**What you should do:** Without the pictures, reproduce the records that follow exactly.

**Input material:**
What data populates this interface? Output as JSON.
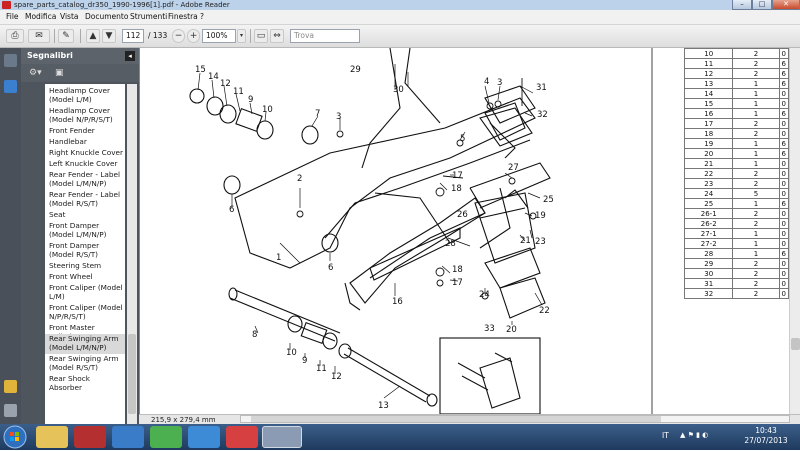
{
  "window": {
    "title": "spare_parts_catalog_dr350_1990-1996[1].pdf - Adobe Reader",
    "controls": {
      "minimize": "–",
      "maximize": "□",
      "close": "✕"
    }
  },
  "menu": [
    "File",
    "Modifica",
    "Vista",
    "Documento",
    "Strumenti",
    "Finestra",
    "?"
  ],
  "toolbar": {
    "current_page": "112",
    "page_count": "/ 133",
    "zoom": "100%",
    "search_placeholder": "Trova"
  },
  "bookmarks": {
    "header": "Segnalibri",
    "items": [
      {
        "label": "Headlamp Cover (Model L/M)",
        "lines": 2
      },
      {
        "label": "Headlamp Cover (Model N/P/R/S/T)",
        "lines": 2
      },
      {
        "label": "Front Fender",
        "lines": 1
      },
      {
        "label": "Handlebar",
        "lines": 1
      },
      {
        "label": "Right Knuckle Cover",
        "lines": 1
      },
      {
        "label": "Left Knuckle Cover",
        "lines": 1
      },
      {
        "label": "Rear Fender - Label (Model L/M/N/P)",
        "lines": 2
      },
      {
        "label": "Rear Fender - Label (Model R/S/T)",
        "lines": 2
      },
      {
        "label": "Seat",
        "lines": 1
      },
      {
        "label": "Front Damper (Model L/M/N/P)",
        "lines": 2
      },
      {
        "label": "Front Damper (Model R/S/T)",
        "lines": 2
      },
      {
        "label": "Steering Stem",
        "lines": 1
      },
      {
        "label": "Front Wheel",
        "lines": 1
      },
      {
        "label": "Front Caliper (Model L/M)",
        "lines": 2
      },
      {
        "label": "Front Caliper (Model N/P/R/S/T)",
        "lines": 2
      },
      {
        "label": "Front Master Cylinder",
        "lines": 1
      },
      {
        "label": "Rear Swinging Arm (Model L/M/N/P)",
        "lines": 2,
        "selected": true
      },
      {
        "label": "Rear Swinging Arm (Model R/S/T)",
        "lines": 2
      },
      {
        "label": "Rear Shock Absorber",
        "lines": 1
      }
    ]
  },
  "status": {
    "page_size": "215,9 x 279,4 mm"
  },
  "parts_table": {
    "rows": [
      [
        "10",
        "2",
        "0"
      ],
      [
        "11",
        "2",
        "6"
      ],
      [
        "12",
        "2",
        "6"
      ],
      [
        "13",
        "1",
        "6"
      ],
      [
        "14",
        "1",
        "0"
      ],
      [
        "15",
        "1",
        "0"
      ],
      [
        "16",
        "1",
        "6"
      ],
      [
        "17",
        "2",
        "0"
      ],
      [
        "18",
        "2",
        "0"
      ],
      [
        "19",
        "1",
        "6"
      ],
      [
        "20",
        "1",
        "6"
      ],
      [
        "21",
        "1",
        "0"
      ],
      [
        "22",
        "2",
        "0"
      ],
      [
        "23",
        "2",
        "0"
      ],
      [
        "24",
        "5",
        "0"
      ],
      [
        "25",
        "1",
        "6"
      ],
      [
        "26-1",
        "2",
        "0"
      ],
      [
        "26-2",
        "2",
        "0"
      ],
      [
        "27-1",
        "1",
        "0"
      ],
      [
        "27-2",
        "1",
        "0"
      ],
      [
        "28",
        "1",
        "6"
      ],
      [
        "29",
        "2",
        "0"
      ],
      [
        "30",
        "2",
        "0"
      ],
      [
        "31",
        "2",
        "0"
      ],
      [
        "32",
        "2",
        "0"
      ]
    ]
  },
  "diagram_labels": [
    {
      "text": "29"
    },
    {
      "text": "30"
    },
    {
      "text": "15"
    },
    {
      "text": "14"
    },
    {
      "text": "12"
    },
    {
      "text": "11"
    },
    {
      "text": "9"
    },
    {
      "text": "10"
    },
    {
      "text": "7"
    },
    {
      "text": "3"
    },
    {
      "text": "4"
    },
    {
      "text": "3"
    },
    {
      "text": "31"
    },
    {
      "text": "32"
    },
    {
      "text": "5"
    },
    {
      "text": "2"
    },
    {
      "text": "6"
    },
    {
      "text": "1"
    },
    {
      "text": "6"
    },
    {
      "text": "17"
    },
    {
      "text": "18"
    },
    {
      "text": "27"
    },
    {
      "text": "26"
    },
    {
      "text": "19"
    },
    {
      "text": "25"
    },
    {
      "text": "21"
    },
    {
      "text": "23"
    },
    {
      "text": "28"
    },
    {
      "text": "18"
    },
    {
      "text": "17"
    },
    {
      "text": "16"
    },
    {
      "text": "24"
    },
    {
      "text": "22"
    },
    {
      "text": "20"
    },
    {
      "text": "8"
    },
    {
      "text": "10"
    },
    {
      "text": "9"
    },
    {
      "text": "11"
    },
    {
      "text": "12"
    },
    {
      "text": "13"
    },
    {
      "text": "33"
    }
  ],
  "taskbar": {
    "language": "IT",
    "time": "10:43",
    "date": "27/07/2013"
  },
  "colors": {
    "accent": "#1f3a5e",
    "pdf_red": "#c22"
  }
}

**Completed exercise:**
What data populates this interface? Output as JSON.
{
  "window": {
    "title": "spare_parts_catalog_dr350_1990-1996[1].pdf - Adobe Reader",
    "controls": {
      "minimize": "–",
      "maximize": "□",
      "close": "✕"
    }
  },
  "menu": [
    "File",
    "Modifica",
    "Vista",
    "Documento",
    "Strumenti",
    "Finestra",
    "?"
  ],
  "toolbar": {
    "current_page": "112",
    "page_count": "/ 133",
    "zoom": "100%",
    "search_placeholder": "Trova"
  },
  "bookmarks": {
    "header": "Segnalibri",
    "items": [
      {
        "label": "Headlamp Cover (Model L/M)",
        "lines": 2
      },
      {
        "label": "Headlamp Cover (Model N/P/R/S/T)",
        "lines": 2
      },
      {
        "label": "Front Fender",
        "lines": 1
      },
      {
        "label": "Handlebar",
        "lines": 1
      },
      {
        "label": "Right Knuckle Cover",
        "lines": 1
      },
      {
        "label": "Left Knuckle Cover",
        "lines": 1
      },
      {
        "label": "Rear Fender - Label (Model L/M/N/P)",
        "lines": 2
      },
      {
        "label": "Rear Fender - Label (Model R/S/T)",
        "lines": 2
      },
      {
        "label": "Seat",
        "lines": 1
      },
      {
        "label": "Front Damper (Model L/M/N/P)",
        "lines": 2
      },
      {
        "label": "Front Damper (Model R/S/T)",
        "lines": 2
      },
      {
        "label": "Steering Stem",
        "lines": 1
      },
      {
        "label": "Front Wheel",
        "lines": 1
      },
      {
        "label": "Front Caliper (Model L/M)",
        "lines": 2
      },
      {
        "label": "Front Caliper (Model N/P/R/S/T)",
        "lines": 2
      },
      {
        "label": "Front Master Cylinder",
        "lines": 1
      },
      {
        "label": "Rear Swinging Arm (Model L/M/N/P)",
        "lines": 2,
        "selected": true
      },
      {
        "label": "Rear Swinging Arm (Model R/S/T)",
        "lines": 2
      },
      {
        "label": "Rear Shock Absorber",
        "lines": 1
      }
    ]
  },
  "status": {
    "page_size": "215,9 x 279,4 mm"
  },
  "parts_table": {
    "rows": [
      [
        "10",
        "2",
        "0"
      ],
      [
        "11",
        "2",
        "6"
      ],
      [
        "12",
        "2",
        "6"
      ],
      [
        "13",
        "1",
        "6"
      ],
      [
        "14",
        "1",
        "0"
      ],
      [
        "15",
        "1",
        "0"
      ],
      [
        "16",
        "1",
        "6"
      ],
      [
        "17",
        "2",
        "0"
      ],
      [
        "18",
        "2",
        "0"
      ],
      [
        "19",
        "1",
        "6"
      ],
      [
        "20",
        "1",
        "6"
      ],
      [
        "21",
        "1",
        "0"
      ],
      [
        "22",
        "2",
        "0"
      ],
      [
        "23",
        "2",
        "0"
      ],
      [
        "24",
        "5",
        "0"
      ],
      [
        "25",
        "1",
        "6"
      ],
      [
        "26-1",
        "2",
        "0"
      ],
      [
        "26-2",
        "2",
        "0"
      ],
      [
        "27-1",
        "1",
        "0"
      ],
      [
        "27-2",
        "1",
        "0"
      ],
      [
        "28",
        "1",
        "6"
      ],
      [
        "29",
        "2",
        "0"
      ],
      [
        "30",
        "2",
        "0"
      ],
      [
        "31",
        "2",
        "0"
      ],
      [
        "32",
        "2",
        "0"
      ]
    ]
  },
  "diagram_labels": [
    {
      "text": "29"
    },
    {
      "text": "30"
    },
    {
      "text": "15"
    },
    {
      "text": "14"
    },
    {
      "text": "12"
    },
    {
      "text": "11"
    },
    {
      "text": "9"
    },
    {
      "text": "10"
    },
    {
      "text": "7"
    },
    {
      "text": "3"
    },
    {
      "text": "4"
    },
    {
      "text": "3"
    },
    {
      "text": "31"
    },
    {
      "text": "32"
    },
    {
      "text": "5"
    },
    {
      "text": "2"
    },
    {
      "text": "6"
    },
    {
      "text": "1"
    },
    {
      "text": "6"
    },
    {
      "text": "17"
    },
    {
      "text": "18"
    },
    {
      "text": "27"
    },
    {
      "text": "26"
    },
    {
      "text": "19"
    },
    {
      "text": "25"
    },
    {
      "text": "21"
    },
    {
      "text": "23"
    },
    {
      "text": "28"
    },
    {
      "text": "18"
    },
    {
      "text": "17"
    },
    {
      "text": "16"
    },
    {
      "text": "24"
    },
    {
      "text": "22"
    },
    {
      "text": "20"
    },
    {
      "text": "8"
    },
    {
      "text": "10"
    },
    {
      "text": "9"
    },
    {
      "text": "11"
    },
    {
      "text": "12"
    },
    {
      "text": "13"
    },
    {
      "text": "33"
    }
  ],
  "taskbar": {
    "language": "IT",
    "time": "10:43",
    "date": "27/07/2013"
  },
  "colors": {
    "accent": "#1f3a5e",
    "pdf_red": "#c22"
  }
}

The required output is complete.